As the German army retreated from Holland at the end of World War II, its leaders decided, with a certain ecumenical impartiality, to blow up the bell towers of both the Catholic and the Reformed churches in Zevenbergen, near Breda, fearing that these would be used as lookout posts. After the war, the towers were quickly rebuilt. Today they stand as architectural statements to both the importance of religion in the Netherlands and to its long-standing sectarian division (see Timothy P. Schilling, page 10).
The Calvinists, in their elegant gothic church, an edifice they acquired at the Reformation, taught that no sacerdotal mediation was necessary between the believer and God. There was no sacrament of holy orders, no real presence in the Eucharist. The Catholics, in their solid 1930 brick building, strongly emphasized the importance of the priesthood and the Mass. Today’s young Catholics in Zevenbergen should be forgiven if they seem to have forgotten the centrality of both, for now the priest arrives only once every five weeks.

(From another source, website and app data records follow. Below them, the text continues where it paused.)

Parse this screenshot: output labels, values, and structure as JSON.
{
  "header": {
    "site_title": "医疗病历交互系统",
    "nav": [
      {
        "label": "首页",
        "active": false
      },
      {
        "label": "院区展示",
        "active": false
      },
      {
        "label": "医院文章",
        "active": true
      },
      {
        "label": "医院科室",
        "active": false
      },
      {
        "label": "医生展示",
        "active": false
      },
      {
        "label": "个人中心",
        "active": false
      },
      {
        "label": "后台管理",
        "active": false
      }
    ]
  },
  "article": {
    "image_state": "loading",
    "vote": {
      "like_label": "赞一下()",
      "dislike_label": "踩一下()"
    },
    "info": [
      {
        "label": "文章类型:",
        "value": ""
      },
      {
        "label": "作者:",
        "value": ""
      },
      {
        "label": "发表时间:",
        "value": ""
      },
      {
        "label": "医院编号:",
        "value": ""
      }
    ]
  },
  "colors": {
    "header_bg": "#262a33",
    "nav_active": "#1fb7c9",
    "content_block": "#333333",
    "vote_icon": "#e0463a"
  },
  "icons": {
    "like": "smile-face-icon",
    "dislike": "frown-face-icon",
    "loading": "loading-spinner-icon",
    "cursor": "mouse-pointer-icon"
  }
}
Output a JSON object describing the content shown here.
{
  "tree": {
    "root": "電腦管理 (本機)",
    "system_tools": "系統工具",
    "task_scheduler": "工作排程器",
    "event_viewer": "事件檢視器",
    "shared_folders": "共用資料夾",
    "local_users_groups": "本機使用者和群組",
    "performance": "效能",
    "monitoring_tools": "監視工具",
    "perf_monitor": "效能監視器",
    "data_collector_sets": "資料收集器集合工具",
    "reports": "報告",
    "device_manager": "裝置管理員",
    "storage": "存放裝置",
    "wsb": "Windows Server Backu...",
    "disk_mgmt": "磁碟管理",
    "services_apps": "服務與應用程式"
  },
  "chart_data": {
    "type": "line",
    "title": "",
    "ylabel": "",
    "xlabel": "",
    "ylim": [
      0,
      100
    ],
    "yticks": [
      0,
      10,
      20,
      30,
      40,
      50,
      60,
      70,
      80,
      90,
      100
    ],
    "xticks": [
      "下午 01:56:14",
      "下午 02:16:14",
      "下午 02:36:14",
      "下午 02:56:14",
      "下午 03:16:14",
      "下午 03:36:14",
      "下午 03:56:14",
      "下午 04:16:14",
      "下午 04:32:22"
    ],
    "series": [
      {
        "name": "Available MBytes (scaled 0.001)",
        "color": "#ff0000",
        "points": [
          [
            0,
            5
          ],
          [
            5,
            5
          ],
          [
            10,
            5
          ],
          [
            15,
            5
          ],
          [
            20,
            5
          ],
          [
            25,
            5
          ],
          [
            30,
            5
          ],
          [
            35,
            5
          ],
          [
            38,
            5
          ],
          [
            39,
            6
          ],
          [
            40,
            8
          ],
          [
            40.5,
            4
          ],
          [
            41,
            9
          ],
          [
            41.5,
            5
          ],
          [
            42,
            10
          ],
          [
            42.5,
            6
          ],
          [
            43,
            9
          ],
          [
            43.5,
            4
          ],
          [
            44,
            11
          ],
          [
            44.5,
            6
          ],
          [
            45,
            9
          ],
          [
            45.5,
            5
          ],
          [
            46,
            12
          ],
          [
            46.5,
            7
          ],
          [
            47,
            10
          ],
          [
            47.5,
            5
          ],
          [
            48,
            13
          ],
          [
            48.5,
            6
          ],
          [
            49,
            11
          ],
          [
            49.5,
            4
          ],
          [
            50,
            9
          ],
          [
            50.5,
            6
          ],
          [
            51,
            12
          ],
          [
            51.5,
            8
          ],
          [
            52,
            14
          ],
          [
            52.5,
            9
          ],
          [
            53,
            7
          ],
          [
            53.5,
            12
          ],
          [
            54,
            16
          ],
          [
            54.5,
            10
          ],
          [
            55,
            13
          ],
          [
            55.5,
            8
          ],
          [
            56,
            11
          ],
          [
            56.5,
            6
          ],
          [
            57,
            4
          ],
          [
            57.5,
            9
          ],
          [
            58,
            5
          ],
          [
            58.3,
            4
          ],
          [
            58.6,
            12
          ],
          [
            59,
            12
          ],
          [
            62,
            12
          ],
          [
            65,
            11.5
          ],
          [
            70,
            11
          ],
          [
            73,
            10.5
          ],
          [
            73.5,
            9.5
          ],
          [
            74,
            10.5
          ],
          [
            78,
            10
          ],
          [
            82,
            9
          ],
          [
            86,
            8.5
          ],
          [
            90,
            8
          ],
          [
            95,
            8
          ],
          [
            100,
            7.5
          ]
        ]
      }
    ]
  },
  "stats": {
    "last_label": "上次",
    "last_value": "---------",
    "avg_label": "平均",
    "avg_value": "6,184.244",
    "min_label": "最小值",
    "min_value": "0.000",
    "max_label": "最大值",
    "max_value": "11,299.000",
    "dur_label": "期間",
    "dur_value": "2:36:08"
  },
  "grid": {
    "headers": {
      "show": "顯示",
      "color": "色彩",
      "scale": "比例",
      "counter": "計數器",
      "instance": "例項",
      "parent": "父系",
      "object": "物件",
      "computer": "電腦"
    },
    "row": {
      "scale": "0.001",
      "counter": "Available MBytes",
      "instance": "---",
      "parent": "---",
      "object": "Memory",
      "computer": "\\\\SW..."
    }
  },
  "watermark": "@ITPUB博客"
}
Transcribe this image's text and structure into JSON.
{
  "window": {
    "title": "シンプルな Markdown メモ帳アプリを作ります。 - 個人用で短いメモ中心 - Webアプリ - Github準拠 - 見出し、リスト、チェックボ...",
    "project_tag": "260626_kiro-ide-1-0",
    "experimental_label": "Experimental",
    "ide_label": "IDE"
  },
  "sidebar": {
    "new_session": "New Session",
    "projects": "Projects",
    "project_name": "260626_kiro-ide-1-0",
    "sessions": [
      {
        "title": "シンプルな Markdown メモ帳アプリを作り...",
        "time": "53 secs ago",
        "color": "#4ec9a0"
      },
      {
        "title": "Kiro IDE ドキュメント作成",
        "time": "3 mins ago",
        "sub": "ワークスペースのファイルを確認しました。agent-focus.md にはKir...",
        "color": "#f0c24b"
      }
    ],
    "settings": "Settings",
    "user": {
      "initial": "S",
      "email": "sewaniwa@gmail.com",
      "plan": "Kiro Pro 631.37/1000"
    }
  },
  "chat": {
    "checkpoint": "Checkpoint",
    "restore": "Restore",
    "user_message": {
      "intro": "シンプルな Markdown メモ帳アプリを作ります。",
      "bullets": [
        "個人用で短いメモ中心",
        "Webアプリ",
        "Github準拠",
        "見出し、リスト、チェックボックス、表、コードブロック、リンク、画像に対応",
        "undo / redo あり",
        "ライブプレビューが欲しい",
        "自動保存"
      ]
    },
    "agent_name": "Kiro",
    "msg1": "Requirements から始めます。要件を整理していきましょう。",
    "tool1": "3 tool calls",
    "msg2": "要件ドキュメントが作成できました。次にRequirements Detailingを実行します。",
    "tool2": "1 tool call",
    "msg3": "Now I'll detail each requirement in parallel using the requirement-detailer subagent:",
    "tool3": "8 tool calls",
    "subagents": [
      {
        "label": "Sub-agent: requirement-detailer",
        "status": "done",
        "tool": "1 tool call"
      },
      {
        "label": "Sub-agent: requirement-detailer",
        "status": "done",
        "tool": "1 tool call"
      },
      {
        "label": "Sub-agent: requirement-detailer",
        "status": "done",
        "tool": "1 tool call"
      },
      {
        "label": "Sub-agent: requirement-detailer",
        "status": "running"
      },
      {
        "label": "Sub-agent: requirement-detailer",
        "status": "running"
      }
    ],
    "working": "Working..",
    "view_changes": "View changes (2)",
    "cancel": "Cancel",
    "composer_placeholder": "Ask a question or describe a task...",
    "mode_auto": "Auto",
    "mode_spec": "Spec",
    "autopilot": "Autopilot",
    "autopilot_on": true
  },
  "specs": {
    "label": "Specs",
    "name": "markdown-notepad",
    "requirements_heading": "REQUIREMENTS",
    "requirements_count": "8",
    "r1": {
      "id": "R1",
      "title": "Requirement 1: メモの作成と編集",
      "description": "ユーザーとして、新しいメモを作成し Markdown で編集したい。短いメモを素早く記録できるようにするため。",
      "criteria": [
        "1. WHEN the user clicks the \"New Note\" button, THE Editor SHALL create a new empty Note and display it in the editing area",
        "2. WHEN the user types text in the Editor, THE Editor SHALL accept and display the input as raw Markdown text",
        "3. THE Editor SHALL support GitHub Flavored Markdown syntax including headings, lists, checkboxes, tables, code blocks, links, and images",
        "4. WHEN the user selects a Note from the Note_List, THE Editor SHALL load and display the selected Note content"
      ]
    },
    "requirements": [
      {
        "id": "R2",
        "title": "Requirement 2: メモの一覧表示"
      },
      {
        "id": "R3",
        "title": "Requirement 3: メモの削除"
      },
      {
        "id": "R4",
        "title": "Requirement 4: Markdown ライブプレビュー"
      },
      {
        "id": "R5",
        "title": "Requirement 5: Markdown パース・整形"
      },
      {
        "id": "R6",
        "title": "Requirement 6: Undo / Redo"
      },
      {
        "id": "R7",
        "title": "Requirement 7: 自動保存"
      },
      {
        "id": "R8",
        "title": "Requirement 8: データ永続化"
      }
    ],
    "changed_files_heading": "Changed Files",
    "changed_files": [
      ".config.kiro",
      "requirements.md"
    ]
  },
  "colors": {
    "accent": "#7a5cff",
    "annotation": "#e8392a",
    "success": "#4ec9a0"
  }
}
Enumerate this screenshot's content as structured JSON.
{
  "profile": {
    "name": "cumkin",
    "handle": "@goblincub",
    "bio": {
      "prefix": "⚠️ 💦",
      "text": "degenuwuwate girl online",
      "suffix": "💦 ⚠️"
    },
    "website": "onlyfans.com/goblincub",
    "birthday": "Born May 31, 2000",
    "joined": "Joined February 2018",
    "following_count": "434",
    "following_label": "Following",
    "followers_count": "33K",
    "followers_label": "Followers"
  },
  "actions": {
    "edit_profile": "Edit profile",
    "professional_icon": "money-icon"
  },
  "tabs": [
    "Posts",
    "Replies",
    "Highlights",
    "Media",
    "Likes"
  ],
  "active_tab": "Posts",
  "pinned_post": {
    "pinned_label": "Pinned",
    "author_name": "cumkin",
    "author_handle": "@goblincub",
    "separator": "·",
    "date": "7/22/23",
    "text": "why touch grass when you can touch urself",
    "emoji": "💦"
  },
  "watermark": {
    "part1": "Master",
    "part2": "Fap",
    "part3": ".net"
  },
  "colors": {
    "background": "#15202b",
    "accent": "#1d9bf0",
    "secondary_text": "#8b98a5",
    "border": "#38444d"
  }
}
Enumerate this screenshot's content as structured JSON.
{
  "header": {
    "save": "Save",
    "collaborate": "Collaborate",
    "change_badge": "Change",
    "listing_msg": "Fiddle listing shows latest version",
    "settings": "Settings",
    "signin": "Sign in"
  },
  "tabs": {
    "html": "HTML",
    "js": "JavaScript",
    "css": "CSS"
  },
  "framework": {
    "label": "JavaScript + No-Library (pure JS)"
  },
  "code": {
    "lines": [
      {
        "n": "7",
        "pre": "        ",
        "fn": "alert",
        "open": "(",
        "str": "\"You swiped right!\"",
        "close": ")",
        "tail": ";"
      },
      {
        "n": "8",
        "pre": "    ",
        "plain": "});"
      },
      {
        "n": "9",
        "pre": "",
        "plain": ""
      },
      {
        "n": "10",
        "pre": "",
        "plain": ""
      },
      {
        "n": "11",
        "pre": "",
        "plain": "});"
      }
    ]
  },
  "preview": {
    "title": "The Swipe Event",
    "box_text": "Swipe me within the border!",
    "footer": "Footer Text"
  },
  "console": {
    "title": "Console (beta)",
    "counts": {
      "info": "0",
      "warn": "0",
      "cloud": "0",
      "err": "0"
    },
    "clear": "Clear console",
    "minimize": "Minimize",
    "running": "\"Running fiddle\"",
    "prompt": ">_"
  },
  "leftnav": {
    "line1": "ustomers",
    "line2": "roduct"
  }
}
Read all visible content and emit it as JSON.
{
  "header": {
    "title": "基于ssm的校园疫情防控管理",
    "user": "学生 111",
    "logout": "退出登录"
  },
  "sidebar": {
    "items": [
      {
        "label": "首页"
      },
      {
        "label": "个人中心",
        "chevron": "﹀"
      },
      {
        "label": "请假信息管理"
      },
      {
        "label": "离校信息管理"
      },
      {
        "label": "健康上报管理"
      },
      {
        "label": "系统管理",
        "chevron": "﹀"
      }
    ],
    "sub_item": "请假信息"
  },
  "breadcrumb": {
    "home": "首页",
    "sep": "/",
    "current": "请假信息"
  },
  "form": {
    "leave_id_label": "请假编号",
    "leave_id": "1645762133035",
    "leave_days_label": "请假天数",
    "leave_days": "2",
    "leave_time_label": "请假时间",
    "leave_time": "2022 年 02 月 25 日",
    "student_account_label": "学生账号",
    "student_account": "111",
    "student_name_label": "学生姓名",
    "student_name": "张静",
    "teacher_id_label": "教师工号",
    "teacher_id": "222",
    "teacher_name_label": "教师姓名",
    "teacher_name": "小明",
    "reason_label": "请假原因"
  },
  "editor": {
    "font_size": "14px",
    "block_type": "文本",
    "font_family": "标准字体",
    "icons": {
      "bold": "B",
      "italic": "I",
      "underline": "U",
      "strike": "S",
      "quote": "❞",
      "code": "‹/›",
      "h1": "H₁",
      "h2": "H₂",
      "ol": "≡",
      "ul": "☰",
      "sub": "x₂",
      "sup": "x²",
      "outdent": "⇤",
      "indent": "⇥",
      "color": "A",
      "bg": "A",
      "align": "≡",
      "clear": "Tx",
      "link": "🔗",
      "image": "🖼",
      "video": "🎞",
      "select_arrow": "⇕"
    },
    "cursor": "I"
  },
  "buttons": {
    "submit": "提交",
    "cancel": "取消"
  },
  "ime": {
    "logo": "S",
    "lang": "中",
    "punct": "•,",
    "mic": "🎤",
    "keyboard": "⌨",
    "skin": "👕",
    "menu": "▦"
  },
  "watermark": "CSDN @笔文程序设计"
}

This does not mean that there is no reason to go to church other Sundays. Nor does it mean that there is no resident pastor. The pastor is now a nonordained woman, Pastor Eveline, who does not offer Mass, hear confessions, or anoint the sick.
The change from resident male priest to female pastor was not an easy adjustment for some parishioners. Even now my friends in...